▶ [Records provided]:
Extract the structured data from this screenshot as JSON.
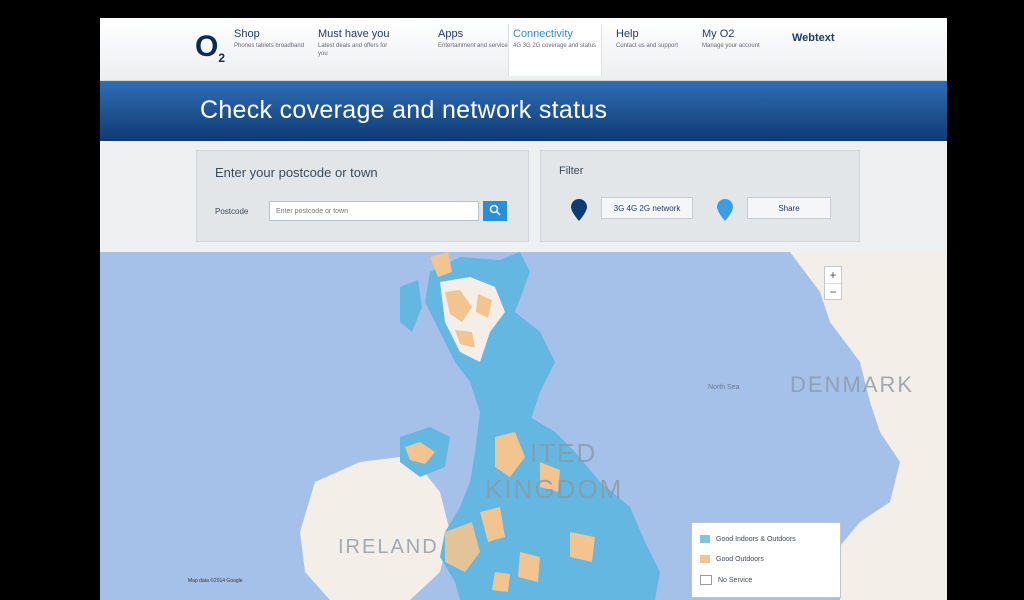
{
  "header": {
    "logo": "O",
    "logo_sub": "2",
    "nav": [
      {
        "title": "Shop",
        "sub": "Phones tablets broadband"
      },
      {
        "title": "Must have you",
        "sub": "Latest deals and offers for you"
      },
      {
        "title": "Apps",
        "sub": "Entertainment and services"
      },
      {
        "title": "Connectivity",
        "sub": "4G 3G 2G coverage and status"
      },
      {
        "title": "Help",
        "sub": "Contact us and support"
      },
      {
        "title": "My O2",
        "sub": "Manage your account"
      }
    ],
    "webtext": "Webtext"
  },
  "banner": {
    "title": "Check coverage and network status"
  },
  "search": {
    "title": "Enter your postcode or town",
    "label": "Postcode",
    "placeholder": "Enter postcode or town",
    "button_icon": "search-icon"
  },
  "filter": {
    "title": "Filter",
    "btn1": "3G 4G 2G network",
    "btn2": "Share"
  },
  "map": {
    "labels": {
      "denmark": "DENMARK",
      "united_l1": "ITED",
      "united_l2": "KINGDOM",
      "ireland": "IRELAND",
      "north_sea": "North Sea"
    },
    "zoom_in": "+",
    "zoom_out": "−",
    "legend": [
      {
        "label": "Good Indoors & Outdoors",
        "color": "#7fc4e6"
      },
      {
        "label": "Good Outdoors",
        "color": "#f2c48f"
      },
      {
        "label": "No Service",
        "color": "#ffffff"
      }
    ],
    "copyright": "Map data ©2014 Google"
  },
  "colors": {
    "brand_dark": "#0f3b73",
    "accent": "#2b8fd6",
    "sea": "#a5c1ea",
    "land": "#f3efe8",
    "coverage_good": "#63b7e0",
    "coverage_outdoor": "#f2c48f"
  }
}
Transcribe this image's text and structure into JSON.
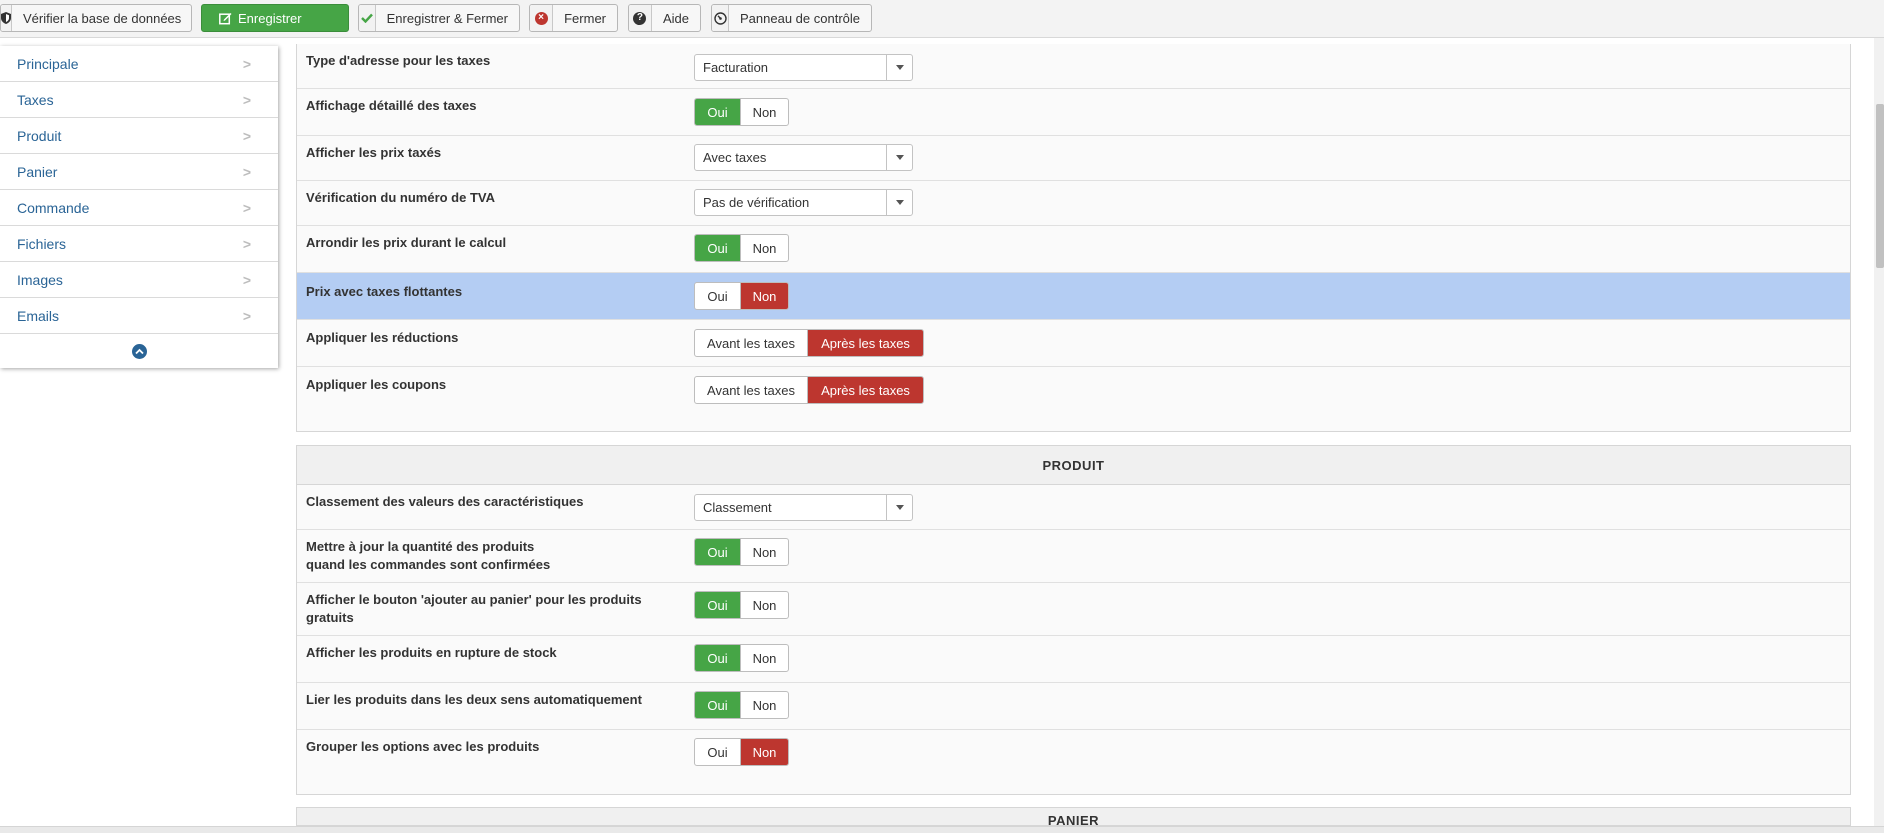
{
  "toolbar": {
    "verify_db": "Vérifier la base de données",
    "save": "Enregistrer",
    "save_close": "Enregistrer & Fermer",
    "close": "Fermer",
    "help": "Aide",
    "control_panel": "Panneau de contrôle"
  },
  "sidebar": {
    "items": [
      {
        "label": "Principale"
      },
      {
        "label": "Taxes"
      },
      {
        "label": "Produit"
      },
      {
        "label": "Panier"
      },
      {
        "label": "Commande"
      },
      {
        "label": "Fichiers"
      },
      {
        "label": "Images"
      },
      {
        "label": "Emails"
      }
    ]
  },
  "taxes": {
    "rows": [
      {
        "label": "Type d'adresse pour les taxes",
        "value": "Facturation"
      },
      {
        "label": "Affichage détaillé des taxes",
        "yes": "Oui",
        "no": "Non",
        "selected": "yes"
      },
      {
        "label": "Afficher les prix taxés",
        "value": "Avec taxes"
      },
      {
        "label": "Vérification du numéro de TVA",
        "value": "Pas de vérification"
      },
      {
        "label": "Arrondir les prix durant le calcul",
        "yes": "Oui",
        "no": "Non",
        "selected": "yes"
      },
      {
        "label": "Prix avec taxes flottantes",
        "yes": "Oui",
        "no": "Non",
        "selected": "no"
      },
      {
        "label": "Appliquer les réductions",
        "before": "Avant les taxes",
        "after": "Après les taxes",
        "selected": "after"
      },
      {
        "label": "Appliquer les coupons",
        "before": "Avant les taxes",
        "after": "Après les taxes",
        "selected": "after"
      }
    ]
  },
  "produit": {
    "title": "PRODUIT",
    "rows": [
      {
        "label": "Classement des valeurs des caractéristiques",
        "value": "Classement"
      },
      {
        "label_line1": "Mettre à jour la quantité des produits",
        "label_line2": "quand les commandes sont confirmées",
        "yes": "Oui",
        "no": "Non",
        "selected": "yes"
      },
      {
        "label_line1": "Afficher le bouton 'ajouter au panier' pour les produits",
        "label_line2": "gratuits",
        "yes": "Oui",
        "no": "Non",
        "selected": "yes"
      },
      {
        "label": "Afficher les produits en rupture de stock",
        "yes": "Oui",
        "no": "Non",
        "selected": "yes"
      },
      {
        "label": "Lier les produits dans les deux sens automatiquement",
        "yes": "Oui",
        "no": "Non",
        "selected": "yes"
      },
      {
        "label": "Grouper les options avec les produits",
        "yes": "Oui",
        "no": "Non",
        "selected": "no"
      }
    ]
  },
  "panier": {
    "title": "PANIER"
  },
  "colors": {
    "green": "#46a546",
    "red": "#bd362f",
    "highlight": "#b4cdf3",
    "link": "#2a6496"
  }
}
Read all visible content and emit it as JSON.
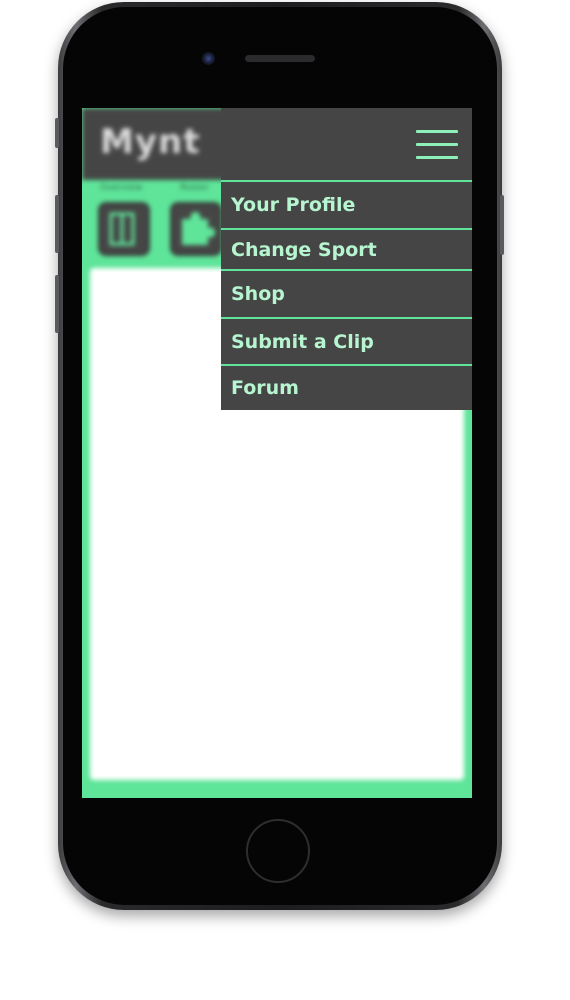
{
  "app": {
    "logo_text": "Mynt",
    "tabs": [
      "Overview",
      "Roster"
    ]
  },
  "menu": {
    "toggle_icon": "hamburger-icon",
    "items": [
      {
        "label": "Your Profile"
      },
      {
        "label": "Change Sport"
      },
      {
        "label": "Shop"
      },
      {
        "label": "Submit a Clip"
      },
      {
        "label": "Forum"
      }
    ]
  },
  "colors": {
    "accent": "#5fe59a",
    "menu_bg": "#454545",
    "menu_text": "#b6f5cf",
    "device_body": "#1d1d1f"
  }
}
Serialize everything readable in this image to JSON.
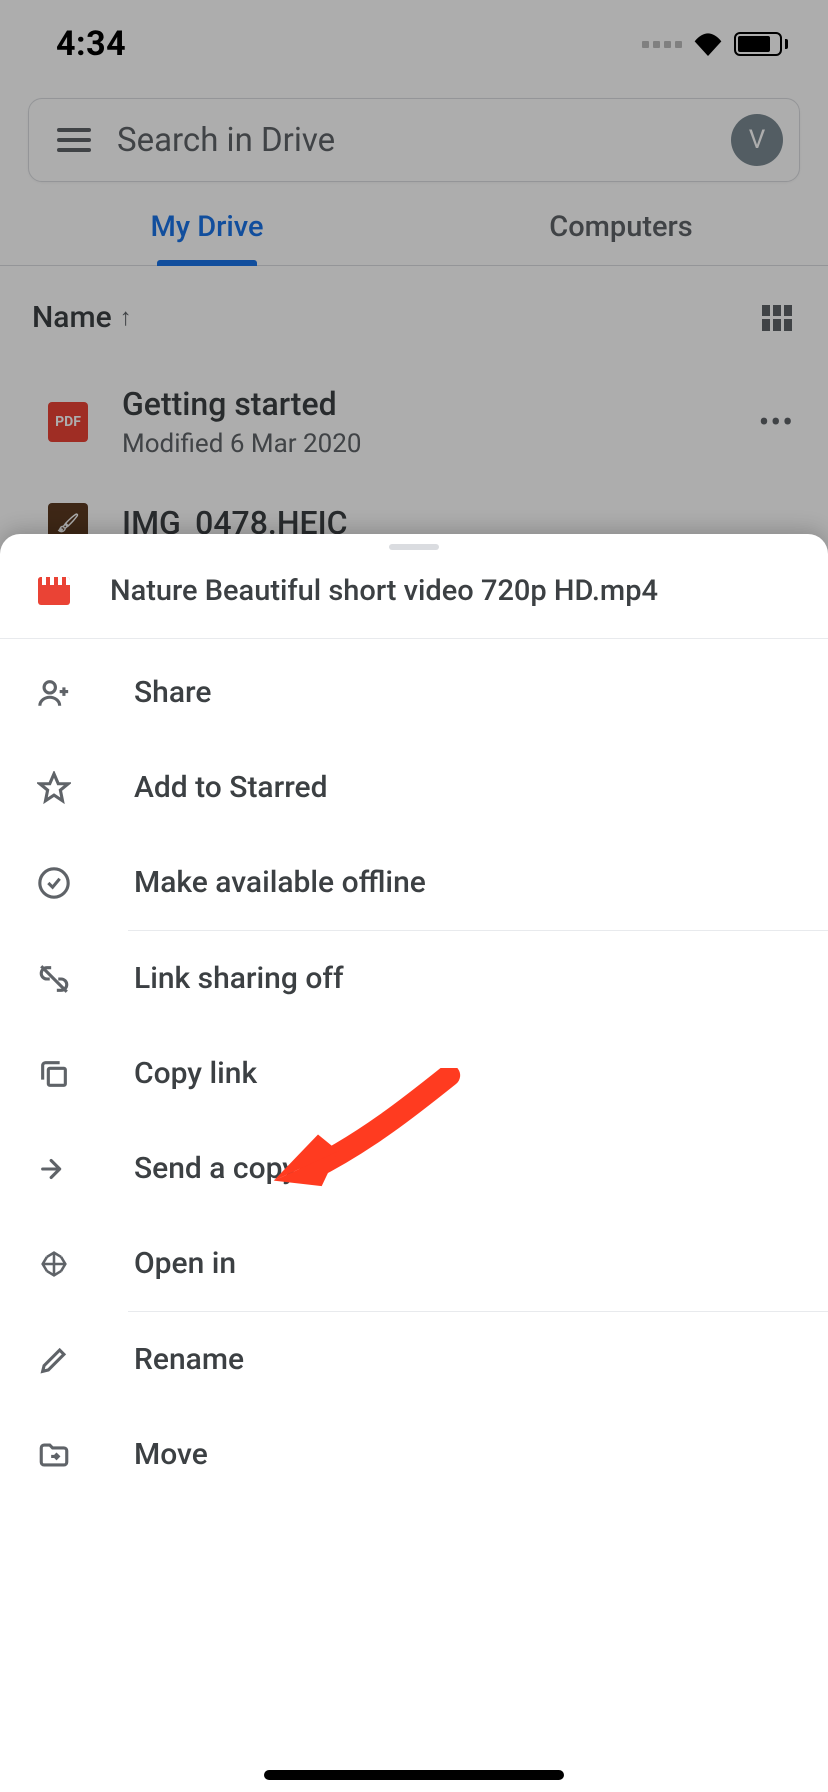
{
  "status": {
    "time": "4:34"
  },
  "search": {
    "placeholder": "Search in Drive",
    "avatar_initial": "V"
  },
  "tabs": {
    "my_drive": "My Drive",
    "computers": "Computers"
  },
  "sort": {
    "label": "Name"
  },
  "files": [
    {
      "name": "Getting started",
      "meta": "Modified 6 Mar 2020",
      "icon_label": "PDF"
    },
    {
      "name": "IMG_0478.HEIC",
      "meta": "",
      "icon_label": ""
    }
  ],
  "sheet": {
    "file_name": "Nature Beautiful short video 720p HD.mp4",
    "actions": {
      "share": "Share",
      "star": "Add to Starred",
      "offline": "Make available offline",
      "link_sharing": "Link sharing off",
      "copy_link": "Copy link",
      "send_copy": "Send a copy",
      "open_in": "Open in",
      "rename": "Rename",
      "move": "Move"
    }
  }
}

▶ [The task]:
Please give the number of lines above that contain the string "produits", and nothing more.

▶ [Solution for this task]:
5